When things are going well in a marriage, mutual trust is a key ingredient, though when divorce is in the horizon, this does not always remain the case. With this in mind, it makes sense to gather as much information relating to all financial matters as possible. As an added precaution, it is generally wise to keep additional copies of financial documents in a safe place away from the marital home. This may seem extreme, but if there are doubts about how cooperative an estranged spouse may be, then it simply makes good common sense to safeguard important information.

With credit scores being affected by the financial behaviors of both spouses, it could be a good idea to check on this in the early stages of divorce proceedings. At some point, it may be necessary to find alternate accommodations, or apply for financing to fund the divorce and/or a new life; these are both affected by credit ratings. If errors are found on a credit report, or adverse conditions, it may be possible to address these issues before they become a problem. Setting up a new bank account may also be necessary and may also have a bearing on credit scores.

If the divorce involves a significant amount of assets, specialist financial planning may be worth considering. Whatever circumstances California residents find themselves in, seeking professional advice appropriate to the situation is advisable. While it may feel at the time as if divorce is pulling one’s life apart, it still possible to create a fulfilling and positive future.

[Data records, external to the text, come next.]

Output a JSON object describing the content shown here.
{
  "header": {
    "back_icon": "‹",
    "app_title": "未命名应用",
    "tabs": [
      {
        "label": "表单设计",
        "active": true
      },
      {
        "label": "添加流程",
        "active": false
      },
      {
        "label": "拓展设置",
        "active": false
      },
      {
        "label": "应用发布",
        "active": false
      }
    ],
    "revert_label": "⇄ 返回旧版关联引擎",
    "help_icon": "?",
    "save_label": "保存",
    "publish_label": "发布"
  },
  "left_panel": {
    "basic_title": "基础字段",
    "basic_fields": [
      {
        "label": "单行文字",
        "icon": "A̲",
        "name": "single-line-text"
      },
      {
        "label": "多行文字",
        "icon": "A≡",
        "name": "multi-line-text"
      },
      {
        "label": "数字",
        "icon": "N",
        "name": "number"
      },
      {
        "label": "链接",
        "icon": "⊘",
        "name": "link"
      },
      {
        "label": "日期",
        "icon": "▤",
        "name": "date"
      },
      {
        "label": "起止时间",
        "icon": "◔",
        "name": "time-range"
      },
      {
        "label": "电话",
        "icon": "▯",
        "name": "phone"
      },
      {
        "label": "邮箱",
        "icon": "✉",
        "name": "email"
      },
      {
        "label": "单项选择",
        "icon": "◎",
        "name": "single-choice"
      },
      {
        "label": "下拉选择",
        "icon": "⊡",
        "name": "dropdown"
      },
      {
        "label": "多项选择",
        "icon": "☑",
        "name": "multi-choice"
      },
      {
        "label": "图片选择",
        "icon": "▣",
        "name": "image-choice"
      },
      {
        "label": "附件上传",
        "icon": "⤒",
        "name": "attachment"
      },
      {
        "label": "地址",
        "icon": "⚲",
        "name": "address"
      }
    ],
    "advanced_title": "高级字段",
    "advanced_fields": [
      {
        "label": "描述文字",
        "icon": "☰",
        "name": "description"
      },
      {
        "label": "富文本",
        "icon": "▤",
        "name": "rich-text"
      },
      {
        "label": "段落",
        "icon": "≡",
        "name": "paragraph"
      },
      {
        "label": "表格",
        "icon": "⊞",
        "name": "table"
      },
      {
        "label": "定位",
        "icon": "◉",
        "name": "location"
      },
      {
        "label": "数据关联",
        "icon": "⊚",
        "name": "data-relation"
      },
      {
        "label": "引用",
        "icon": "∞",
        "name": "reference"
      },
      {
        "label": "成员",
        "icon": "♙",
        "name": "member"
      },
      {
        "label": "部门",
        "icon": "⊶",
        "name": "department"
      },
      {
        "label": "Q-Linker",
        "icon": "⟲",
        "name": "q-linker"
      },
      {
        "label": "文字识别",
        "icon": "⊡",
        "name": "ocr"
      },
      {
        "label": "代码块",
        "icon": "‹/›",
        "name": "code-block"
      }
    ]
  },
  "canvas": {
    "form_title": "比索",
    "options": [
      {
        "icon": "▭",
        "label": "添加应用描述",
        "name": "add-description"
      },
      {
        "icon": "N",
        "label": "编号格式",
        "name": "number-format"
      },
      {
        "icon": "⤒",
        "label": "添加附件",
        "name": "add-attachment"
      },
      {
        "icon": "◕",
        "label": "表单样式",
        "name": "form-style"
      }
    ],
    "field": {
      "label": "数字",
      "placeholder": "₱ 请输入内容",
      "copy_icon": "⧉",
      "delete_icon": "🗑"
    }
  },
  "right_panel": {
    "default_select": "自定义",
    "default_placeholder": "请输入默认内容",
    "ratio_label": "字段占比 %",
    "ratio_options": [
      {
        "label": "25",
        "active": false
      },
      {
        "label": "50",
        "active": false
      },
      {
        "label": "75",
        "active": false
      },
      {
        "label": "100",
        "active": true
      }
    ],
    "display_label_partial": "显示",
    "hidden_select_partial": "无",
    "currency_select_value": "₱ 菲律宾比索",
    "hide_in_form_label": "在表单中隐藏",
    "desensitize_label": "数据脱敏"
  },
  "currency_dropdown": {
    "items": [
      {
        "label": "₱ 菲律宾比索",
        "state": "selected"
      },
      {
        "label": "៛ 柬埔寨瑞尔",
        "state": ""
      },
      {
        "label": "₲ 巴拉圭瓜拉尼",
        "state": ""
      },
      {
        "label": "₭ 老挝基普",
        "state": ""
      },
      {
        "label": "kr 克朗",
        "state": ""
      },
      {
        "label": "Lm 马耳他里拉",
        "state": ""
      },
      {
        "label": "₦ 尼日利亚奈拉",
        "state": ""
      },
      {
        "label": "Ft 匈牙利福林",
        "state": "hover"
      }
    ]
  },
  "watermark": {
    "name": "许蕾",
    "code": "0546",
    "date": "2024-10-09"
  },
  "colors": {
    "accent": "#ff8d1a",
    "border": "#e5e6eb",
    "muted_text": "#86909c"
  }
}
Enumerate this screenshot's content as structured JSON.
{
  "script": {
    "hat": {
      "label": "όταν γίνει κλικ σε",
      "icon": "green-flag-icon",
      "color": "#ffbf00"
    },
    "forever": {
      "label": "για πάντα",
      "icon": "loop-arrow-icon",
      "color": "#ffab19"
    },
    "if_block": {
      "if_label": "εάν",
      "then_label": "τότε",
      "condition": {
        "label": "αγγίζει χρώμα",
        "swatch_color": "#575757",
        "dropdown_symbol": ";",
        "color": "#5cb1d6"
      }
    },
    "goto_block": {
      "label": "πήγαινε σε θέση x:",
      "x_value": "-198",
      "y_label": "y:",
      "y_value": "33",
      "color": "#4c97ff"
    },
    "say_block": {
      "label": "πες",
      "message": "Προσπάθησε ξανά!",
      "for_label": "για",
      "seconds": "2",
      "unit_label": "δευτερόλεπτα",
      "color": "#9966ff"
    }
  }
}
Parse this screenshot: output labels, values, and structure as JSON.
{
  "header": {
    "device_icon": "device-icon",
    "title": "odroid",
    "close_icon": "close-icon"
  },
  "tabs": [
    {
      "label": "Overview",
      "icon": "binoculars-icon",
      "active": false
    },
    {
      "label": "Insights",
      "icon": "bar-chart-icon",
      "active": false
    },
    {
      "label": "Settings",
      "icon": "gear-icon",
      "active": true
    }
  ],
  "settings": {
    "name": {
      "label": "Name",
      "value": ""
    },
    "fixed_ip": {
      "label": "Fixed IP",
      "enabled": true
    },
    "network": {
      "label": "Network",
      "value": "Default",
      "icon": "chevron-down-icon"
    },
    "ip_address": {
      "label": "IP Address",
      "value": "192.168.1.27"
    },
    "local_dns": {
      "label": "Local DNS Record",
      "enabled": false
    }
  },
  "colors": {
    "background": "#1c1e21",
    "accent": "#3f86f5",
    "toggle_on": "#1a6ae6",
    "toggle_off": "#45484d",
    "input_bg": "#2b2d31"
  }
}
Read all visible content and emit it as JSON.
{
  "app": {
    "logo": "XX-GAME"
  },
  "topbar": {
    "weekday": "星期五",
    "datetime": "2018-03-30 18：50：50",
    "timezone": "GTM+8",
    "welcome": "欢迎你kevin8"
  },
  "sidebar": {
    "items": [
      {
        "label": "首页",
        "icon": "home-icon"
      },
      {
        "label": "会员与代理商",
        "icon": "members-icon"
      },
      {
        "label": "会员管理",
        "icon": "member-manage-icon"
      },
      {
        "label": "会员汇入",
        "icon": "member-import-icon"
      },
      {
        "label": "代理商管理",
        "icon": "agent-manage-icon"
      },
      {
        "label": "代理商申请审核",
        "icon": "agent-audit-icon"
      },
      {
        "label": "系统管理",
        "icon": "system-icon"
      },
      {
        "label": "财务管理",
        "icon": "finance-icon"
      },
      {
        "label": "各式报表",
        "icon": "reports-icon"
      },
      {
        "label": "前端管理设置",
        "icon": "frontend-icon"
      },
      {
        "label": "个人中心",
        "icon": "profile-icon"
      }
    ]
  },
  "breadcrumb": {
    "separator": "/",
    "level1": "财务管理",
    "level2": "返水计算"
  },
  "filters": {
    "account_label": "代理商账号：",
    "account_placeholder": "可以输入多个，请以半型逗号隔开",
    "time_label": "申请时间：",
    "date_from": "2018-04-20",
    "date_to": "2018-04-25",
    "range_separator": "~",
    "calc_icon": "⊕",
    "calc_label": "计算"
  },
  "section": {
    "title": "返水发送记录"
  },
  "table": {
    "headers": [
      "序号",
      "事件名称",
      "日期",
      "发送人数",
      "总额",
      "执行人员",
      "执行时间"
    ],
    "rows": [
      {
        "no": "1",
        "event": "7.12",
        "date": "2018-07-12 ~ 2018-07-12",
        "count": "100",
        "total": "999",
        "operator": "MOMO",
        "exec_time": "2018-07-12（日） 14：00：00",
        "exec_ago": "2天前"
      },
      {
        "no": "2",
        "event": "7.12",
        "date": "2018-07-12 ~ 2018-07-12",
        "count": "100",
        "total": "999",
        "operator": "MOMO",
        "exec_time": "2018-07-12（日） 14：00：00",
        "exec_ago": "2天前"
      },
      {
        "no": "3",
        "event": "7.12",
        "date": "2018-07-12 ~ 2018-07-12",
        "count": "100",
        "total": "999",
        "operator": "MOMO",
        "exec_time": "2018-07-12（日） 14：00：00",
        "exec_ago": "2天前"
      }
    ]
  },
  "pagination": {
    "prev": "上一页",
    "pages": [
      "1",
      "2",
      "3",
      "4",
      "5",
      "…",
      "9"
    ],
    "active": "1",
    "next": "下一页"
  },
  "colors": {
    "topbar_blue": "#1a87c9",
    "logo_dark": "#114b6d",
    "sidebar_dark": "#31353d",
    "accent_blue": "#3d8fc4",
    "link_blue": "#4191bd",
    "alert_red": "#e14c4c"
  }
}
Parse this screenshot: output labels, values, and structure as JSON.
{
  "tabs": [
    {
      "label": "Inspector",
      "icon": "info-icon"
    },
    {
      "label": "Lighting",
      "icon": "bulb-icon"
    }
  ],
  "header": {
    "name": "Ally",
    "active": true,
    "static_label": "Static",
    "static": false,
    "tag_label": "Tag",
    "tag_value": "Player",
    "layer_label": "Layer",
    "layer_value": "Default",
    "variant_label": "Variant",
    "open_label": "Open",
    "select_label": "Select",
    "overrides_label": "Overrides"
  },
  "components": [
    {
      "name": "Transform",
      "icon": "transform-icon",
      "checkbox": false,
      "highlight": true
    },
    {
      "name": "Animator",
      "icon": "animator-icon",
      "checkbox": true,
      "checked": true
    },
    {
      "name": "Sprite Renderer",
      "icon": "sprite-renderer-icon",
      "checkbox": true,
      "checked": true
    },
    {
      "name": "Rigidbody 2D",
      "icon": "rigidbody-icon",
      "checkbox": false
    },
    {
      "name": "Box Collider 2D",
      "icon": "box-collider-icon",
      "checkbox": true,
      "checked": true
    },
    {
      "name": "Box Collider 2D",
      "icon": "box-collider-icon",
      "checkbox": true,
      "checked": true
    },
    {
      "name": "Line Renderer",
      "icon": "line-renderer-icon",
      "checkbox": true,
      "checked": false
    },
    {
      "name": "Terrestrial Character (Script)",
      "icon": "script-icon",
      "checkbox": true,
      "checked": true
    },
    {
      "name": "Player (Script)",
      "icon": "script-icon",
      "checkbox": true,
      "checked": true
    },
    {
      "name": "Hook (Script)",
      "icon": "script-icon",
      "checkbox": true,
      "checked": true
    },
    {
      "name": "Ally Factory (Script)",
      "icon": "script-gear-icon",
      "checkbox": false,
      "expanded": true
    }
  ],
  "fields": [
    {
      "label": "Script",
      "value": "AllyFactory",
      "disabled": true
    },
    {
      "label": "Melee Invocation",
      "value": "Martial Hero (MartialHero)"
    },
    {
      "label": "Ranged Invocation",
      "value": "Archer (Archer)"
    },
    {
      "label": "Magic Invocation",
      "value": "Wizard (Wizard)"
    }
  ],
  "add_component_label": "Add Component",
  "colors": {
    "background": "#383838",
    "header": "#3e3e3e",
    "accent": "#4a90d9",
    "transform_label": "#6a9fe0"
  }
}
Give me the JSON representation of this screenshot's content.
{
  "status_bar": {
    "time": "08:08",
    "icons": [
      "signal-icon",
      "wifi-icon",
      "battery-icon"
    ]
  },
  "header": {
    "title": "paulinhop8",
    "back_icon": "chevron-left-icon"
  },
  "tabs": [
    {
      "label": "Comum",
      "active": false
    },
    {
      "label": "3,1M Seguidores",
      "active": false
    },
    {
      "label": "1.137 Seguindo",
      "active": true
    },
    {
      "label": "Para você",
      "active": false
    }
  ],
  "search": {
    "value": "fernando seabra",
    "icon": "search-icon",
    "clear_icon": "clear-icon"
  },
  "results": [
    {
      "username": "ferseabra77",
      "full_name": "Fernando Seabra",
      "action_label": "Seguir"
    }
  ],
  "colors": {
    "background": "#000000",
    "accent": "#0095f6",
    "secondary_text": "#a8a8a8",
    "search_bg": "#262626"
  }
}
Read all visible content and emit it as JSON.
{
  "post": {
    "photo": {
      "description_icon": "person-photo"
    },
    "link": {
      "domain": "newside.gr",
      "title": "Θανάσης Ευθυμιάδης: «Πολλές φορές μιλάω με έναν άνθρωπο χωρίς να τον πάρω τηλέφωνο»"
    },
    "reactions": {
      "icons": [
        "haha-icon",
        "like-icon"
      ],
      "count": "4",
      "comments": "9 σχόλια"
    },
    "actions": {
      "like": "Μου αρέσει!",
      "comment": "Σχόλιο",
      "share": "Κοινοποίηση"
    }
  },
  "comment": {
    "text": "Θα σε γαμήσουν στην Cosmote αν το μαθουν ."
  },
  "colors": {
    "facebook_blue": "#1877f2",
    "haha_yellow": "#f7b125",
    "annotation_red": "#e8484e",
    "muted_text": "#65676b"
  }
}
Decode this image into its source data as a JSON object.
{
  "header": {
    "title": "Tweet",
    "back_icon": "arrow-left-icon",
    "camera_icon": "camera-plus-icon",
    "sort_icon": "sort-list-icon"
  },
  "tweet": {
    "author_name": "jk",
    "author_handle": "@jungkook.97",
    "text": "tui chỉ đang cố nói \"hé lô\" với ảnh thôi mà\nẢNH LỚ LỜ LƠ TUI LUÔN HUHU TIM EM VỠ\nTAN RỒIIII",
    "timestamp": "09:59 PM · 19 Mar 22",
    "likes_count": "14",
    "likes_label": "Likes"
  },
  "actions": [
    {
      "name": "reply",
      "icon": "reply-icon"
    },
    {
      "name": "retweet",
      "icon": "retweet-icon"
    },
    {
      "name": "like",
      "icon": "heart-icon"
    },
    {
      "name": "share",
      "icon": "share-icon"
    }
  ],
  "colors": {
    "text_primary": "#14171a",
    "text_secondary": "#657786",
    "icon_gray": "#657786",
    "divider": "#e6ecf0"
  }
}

Source: The Huffington Post, “4 Steps to Being Financially Prepared for a Divorce“, Sarah Chang, Oct. 5, 2015